by Russell Roberts* December 3, 2007
Politicians are just like the rest of us. They find it hard to do the right thing. They claim to have principles, but when their principles clash with what is expedient, they often find a way to justify their self-interest. If they sacrifice what is noble or ideal for personal gain, they are sure to explain that is was all for the children, or the environment or at least for the good of society.
Pigs don't fly. Politicians, being mere mortals like the rest of us, respond to incentives. They're a mixture of selfless and selfish and when the incentives push them to do the wrong thing, albeit the self-interested one, why should we ever be surprised? Why should be fooled by their professions of principle, their claims of devotion to the public interest? We call politicians our representatives and they often claim to be fighting for us. But when we think about it, we understand that our interests are diverse and that no politician can really fight for all of us. Inevitably, our interests and desires clash and politicians are forced to choose between the general interest and the special interest. Which wins?
The answer depends on the constraints facing the politicians. So politicians in a system with meaningful elections and competition are more likely to pursue policies that please the general public. Dictators have more range to pursue their own self-interest at the expense of the people.
The Logic of Political Survival, by Bruce Bueno de Mesquita, Alastair Smith, Randolph Siverson and Jame Morrow, looks at how the level of electoral accountability affects political outcomes. Bueno de Mesquita discusses the intuition behind the theories in the book in this EconTalk podcast.
For better or worse, it is an unavoidable reality that even when politicians are constrained by real or potential competition, they still have wiggle room for pursuing their own self-interest because the level of knowledge among the electorate is imperfect. The electorate can be misinformed. Or rationally ignorant. It's costly for voters to be well-informed. That gives politicians, even in a democracy, the chance to pursue special interests at the expense of the general interest.
EconLog blogger Bryan Caplan explores these issues in his book The Myth of the Rational Voter: Why Democracies Choose Bad Policies
This wiggle room for politicians in a democracy leads to some strange outcomes. It allows politicians to do the right thing and the wrong thing at the same time. How is that possible?

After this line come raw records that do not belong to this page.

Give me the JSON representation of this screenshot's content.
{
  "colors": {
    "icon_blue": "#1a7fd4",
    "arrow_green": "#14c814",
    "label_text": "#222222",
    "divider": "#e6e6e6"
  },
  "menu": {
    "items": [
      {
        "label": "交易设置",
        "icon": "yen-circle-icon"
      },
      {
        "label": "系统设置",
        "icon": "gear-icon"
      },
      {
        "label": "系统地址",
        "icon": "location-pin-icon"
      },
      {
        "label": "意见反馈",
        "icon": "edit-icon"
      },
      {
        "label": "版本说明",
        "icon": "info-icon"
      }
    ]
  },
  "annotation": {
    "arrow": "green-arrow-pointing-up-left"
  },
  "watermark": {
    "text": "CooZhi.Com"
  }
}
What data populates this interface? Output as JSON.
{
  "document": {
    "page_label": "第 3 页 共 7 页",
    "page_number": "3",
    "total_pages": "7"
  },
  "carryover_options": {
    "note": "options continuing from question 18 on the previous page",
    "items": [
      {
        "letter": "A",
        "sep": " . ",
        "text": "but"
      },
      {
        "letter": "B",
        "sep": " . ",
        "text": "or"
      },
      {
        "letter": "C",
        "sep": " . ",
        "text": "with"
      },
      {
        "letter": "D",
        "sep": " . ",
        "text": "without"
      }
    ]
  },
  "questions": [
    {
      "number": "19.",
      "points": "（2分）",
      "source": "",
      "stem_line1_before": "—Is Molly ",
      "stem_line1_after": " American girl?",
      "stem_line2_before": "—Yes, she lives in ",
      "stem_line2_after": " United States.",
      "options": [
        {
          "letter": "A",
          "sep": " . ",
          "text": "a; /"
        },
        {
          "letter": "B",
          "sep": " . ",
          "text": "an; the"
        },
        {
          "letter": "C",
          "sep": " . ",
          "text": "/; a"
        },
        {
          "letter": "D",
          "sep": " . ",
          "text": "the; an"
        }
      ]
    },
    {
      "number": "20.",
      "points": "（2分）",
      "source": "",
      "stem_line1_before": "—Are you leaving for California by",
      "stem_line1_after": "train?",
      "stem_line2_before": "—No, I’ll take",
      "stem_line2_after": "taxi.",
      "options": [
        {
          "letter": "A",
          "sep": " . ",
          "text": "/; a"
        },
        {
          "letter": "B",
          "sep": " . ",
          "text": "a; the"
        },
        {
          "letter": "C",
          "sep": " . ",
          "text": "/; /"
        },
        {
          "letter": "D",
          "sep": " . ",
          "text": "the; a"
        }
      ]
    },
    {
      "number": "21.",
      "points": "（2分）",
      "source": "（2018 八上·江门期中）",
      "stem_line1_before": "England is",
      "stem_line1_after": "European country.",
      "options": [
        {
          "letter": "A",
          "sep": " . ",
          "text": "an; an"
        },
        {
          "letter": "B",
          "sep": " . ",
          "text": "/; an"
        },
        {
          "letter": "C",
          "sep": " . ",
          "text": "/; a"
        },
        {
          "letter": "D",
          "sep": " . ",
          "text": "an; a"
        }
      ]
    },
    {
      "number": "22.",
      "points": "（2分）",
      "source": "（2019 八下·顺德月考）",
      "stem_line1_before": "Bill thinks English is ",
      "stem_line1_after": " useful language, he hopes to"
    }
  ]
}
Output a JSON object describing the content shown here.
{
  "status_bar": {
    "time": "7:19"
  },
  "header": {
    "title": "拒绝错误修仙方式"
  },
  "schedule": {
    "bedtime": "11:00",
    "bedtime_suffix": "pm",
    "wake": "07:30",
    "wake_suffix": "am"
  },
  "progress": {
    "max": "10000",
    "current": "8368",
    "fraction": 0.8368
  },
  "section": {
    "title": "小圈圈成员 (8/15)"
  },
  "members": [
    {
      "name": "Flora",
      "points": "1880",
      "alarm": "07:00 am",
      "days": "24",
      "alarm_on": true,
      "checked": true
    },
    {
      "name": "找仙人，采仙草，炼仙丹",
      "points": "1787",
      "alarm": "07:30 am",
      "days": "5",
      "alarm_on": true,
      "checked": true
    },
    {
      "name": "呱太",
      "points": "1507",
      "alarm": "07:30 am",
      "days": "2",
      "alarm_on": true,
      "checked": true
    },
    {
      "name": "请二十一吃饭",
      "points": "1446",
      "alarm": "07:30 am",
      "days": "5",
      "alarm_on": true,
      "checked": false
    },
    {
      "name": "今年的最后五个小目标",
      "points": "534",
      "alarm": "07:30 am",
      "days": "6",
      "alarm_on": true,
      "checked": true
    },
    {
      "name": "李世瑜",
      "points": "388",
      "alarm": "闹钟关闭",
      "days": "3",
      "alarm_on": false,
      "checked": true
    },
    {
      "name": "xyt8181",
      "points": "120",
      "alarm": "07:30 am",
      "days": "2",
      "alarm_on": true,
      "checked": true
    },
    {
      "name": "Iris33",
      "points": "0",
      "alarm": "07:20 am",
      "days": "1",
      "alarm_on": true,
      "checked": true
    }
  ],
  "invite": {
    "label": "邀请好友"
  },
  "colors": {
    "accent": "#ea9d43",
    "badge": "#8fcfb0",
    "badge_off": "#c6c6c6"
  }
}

We shall see below. Even stranger, the imperfect information available to voters can even allow politicians to do the wrong thing and pass it off as the right thing if we're not paying close enough attention.
Bruce Yandle uses bootleggers and Baptists to explain what happens when a good cause collides with special interests.
When the city council bans liquor sales on Sundays, the Baptists rejoice—it's wrong to drink on the Lord's day. The bootleggers, rejoice, too. It increases the demand for their services.
The Baptists give the politicians cover for doing what the bootleggers want. No politicians says we should ban liquor sales on Sunday in order to enrich the bootleggers who support his campaign. The politician holds up one hand to heaven and talk about his devotion to morality. With the other hand, he collects campaign contributions (or bribes) from the bootleggers.
Yandle points out that virtually every well-intentioned regulation has a bunch of bootleggers along for the ride—special interests who profit from the idealism of the activists and altruists.
Yandle discusses his theory of regulation in this podcast. You'll also find additional readings on the theory there.
If that's all there was to Yandle's theory, you'd say that politics makes for strange bedfellows. But it's actually much more depressing than that. What often happens is that the public asks for regulation but inevitably doesn't pay much attention to how that regulation gets structured. Why would we? We have lives to lead. We're simply too busy. Not so with the bootleggers. They have an enormous stake in the way the legislation is structured. The devil is in the details. And a lot of the time, politicians give bootleggers the details that serve the bootleggers rather than the public interest.